### Your task
Copy out every line of the records in which "BEYOND" can be found.

(Records drawn from a dataset)
========================================
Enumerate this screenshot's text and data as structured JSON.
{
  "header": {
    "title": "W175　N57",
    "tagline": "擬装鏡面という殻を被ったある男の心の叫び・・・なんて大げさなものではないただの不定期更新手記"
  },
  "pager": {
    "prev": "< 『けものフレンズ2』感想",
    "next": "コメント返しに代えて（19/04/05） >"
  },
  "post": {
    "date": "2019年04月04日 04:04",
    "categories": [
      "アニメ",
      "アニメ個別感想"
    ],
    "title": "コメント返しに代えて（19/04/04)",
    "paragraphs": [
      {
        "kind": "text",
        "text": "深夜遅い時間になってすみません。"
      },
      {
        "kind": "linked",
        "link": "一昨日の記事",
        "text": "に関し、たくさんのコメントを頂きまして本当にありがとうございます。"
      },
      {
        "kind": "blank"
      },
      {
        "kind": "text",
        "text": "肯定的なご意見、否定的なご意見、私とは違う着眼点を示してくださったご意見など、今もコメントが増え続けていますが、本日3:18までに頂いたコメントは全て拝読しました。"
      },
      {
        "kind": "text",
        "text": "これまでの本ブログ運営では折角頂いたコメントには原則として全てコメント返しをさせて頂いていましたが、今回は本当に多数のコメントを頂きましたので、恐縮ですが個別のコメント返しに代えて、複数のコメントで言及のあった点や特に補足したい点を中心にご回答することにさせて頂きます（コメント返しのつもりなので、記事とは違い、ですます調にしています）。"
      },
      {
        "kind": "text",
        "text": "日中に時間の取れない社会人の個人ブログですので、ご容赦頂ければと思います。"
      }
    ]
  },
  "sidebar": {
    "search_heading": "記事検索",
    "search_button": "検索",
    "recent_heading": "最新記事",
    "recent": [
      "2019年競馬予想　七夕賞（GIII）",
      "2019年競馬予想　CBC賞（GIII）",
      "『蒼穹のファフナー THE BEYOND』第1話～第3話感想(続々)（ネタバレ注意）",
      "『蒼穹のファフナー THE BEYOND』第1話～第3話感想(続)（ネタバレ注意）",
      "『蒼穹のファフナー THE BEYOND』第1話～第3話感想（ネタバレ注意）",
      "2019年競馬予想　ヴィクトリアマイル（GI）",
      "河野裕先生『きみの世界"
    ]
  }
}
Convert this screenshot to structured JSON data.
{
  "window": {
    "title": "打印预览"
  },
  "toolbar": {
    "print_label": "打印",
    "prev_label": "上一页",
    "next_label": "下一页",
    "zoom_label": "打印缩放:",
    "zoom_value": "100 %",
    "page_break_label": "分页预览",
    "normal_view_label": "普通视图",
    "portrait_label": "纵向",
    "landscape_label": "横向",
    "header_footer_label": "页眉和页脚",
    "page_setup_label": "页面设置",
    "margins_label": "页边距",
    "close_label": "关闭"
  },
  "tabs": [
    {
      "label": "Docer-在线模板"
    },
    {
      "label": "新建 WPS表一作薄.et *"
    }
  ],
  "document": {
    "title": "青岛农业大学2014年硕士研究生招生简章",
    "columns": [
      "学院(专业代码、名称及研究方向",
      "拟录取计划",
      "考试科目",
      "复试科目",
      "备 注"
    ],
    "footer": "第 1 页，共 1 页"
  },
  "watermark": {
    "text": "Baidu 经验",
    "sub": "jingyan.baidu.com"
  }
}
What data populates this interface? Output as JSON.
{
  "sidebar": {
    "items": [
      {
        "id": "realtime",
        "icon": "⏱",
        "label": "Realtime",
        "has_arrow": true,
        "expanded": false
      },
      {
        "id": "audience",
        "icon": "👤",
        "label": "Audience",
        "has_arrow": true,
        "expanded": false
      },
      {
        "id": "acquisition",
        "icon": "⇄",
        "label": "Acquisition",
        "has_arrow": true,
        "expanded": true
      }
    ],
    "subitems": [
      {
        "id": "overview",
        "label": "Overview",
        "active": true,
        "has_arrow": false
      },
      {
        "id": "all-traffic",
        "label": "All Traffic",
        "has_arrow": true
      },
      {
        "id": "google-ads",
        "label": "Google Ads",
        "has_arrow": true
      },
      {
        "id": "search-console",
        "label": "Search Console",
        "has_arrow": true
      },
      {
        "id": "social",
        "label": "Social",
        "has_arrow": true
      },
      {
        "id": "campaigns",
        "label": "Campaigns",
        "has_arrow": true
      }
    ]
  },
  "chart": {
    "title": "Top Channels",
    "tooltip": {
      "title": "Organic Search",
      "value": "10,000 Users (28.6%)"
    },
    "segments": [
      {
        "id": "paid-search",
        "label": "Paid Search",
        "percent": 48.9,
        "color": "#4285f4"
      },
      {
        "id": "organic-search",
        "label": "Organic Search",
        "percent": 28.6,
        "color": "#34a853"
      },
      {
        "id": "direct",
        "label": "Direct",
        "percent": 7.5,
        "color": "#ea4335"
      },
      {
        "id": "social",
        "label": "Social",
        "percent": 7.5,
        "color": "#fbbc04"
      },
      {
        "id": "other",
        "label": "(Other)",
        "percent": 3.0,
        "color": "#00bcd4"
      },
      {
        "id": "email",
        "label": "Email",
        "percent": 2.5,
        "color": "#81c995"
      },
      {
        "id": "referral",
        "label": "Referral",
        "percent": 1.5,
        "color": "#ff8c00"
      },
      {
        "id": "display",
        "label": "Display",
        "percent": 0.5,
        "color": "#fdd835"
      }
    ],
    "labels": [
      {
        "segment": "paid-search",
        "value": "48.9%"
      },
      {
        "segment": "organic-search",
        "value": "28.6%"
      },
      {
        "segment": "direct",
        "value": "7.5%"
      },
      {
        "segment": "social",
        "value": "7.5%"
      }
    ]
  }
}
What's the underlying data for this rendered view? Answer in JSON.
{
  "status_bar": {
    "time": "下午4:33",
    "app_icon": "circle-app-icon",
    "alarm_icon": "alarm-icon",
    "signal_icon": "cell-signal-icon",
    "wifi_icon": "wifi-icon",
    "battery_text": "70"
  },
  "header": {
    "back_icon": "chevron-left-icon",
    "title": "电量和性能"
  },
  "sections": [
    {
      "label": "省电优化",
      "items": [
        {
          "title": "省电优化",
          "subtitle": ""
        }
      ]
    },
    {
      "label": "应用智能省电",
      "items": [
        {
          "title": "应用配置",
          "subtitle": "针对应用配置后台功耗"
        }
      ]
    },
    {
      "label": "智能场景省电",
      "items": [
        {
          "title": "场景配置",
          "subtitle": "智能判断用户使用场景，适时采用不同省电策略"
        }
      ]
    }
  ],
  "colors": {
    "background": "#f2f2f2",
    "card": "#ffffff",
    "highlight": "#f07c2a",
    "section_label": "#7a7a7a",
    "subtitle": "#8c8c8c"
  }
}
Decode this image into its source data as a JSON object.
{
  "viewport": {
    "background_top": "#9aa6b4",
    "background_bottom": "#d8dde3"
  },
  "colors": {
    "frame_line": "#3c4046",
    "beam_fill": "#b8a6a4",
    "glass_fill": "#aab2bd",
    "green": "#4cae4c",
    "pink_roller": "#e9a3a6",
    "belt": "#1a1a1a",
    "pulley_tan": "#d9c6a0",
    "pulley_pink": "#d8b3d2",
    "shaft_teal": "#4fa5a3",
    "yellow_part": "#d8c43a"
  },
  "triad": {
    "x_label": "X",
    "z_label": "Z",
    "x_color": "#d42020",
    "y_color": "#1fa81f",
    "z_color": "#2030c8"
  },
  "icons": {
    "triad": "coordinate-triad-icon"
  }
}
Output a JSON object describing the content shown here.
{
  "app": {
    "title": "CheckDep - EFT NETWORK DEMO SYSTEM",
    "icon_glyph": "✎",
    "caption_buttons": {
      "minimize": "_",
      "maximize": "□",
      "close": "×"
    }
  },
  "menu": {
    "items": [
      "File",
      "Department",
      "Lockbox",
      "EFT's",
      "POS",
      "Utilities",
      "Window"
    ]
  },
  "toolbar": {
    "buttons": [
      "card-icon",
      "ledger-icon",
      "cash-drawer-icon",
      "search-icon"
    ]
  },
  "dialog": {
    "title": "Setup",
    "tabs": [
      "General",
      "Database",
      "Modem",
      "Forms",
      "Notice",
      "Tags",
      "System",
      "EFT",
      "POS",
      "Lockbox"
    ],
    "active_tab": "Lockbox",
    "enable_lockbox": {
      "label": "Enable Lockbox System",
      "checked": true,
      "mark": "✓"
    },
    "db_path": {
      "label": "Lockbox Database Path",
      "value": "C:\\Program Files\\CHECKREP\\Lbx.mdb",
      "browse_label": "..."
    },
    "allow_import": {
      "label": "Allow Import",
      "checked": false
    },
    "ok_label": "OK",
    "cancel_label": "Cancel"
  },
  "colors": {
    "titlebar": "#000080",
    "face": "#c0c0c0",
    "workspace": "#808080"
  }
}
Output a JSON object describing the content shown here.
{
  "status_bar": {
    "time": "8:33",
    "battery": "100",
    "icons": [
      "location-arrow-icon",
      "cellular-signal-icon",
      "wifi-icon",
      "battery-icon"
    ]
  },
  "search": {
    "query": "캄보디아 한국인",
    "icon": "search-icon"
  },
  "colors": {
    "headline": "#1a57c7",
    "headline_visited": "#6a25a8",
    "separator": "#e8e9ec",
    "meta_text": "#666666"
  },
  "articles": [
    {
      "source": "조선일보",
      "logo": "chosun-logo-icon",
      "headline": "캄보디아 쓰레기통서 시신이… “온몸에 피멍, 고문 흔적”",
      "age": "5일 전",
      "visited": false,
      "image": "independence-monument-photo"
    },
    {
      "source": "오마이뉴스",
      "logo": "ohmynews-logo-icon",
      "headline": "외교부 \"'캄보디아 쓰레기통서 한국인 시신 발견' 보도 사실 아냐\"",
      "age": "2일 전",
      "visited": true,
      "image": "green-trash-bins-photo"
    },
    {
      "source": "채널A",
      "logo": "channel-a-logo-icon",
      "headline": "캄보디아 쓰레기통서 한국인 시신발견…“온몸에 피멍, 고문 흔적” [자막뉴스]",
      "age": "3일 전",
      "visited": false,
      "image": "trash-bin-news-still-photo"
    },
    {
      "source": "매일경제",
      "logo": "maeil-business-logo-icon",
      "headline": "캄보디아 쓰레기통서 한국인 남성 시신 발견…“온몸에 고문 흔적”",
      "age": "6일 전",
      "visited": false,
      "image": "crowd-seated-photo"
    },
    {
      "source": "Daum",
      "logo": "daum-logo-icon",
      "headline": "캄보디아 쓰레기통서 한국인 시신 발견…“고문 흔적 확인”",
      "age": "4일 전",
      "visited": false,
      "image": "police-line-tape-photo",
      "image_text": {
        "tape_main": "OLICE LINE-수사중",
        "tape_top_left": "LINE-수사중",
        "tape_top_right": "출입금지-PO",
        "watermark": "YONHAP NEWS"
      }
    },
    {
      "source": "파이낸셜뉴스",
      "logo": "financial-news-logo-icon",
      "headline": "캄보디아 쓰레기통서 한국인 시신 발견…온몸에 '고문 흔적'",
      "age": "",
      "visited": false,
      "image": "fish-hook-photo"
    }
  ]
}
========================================
### Your solution
      "『蒼穹のファフナー THE BEYOND』第1話～第3話感想(続々)（ネタバレ注意）",
      "『蒼穹のファフナー THE BEYOND』第1話～第3話感想(続)（ネタバレ注意）",
      "『蒼穹のファフナー THE BEYOND』第1話～第3話感想（ネタバレ注意）",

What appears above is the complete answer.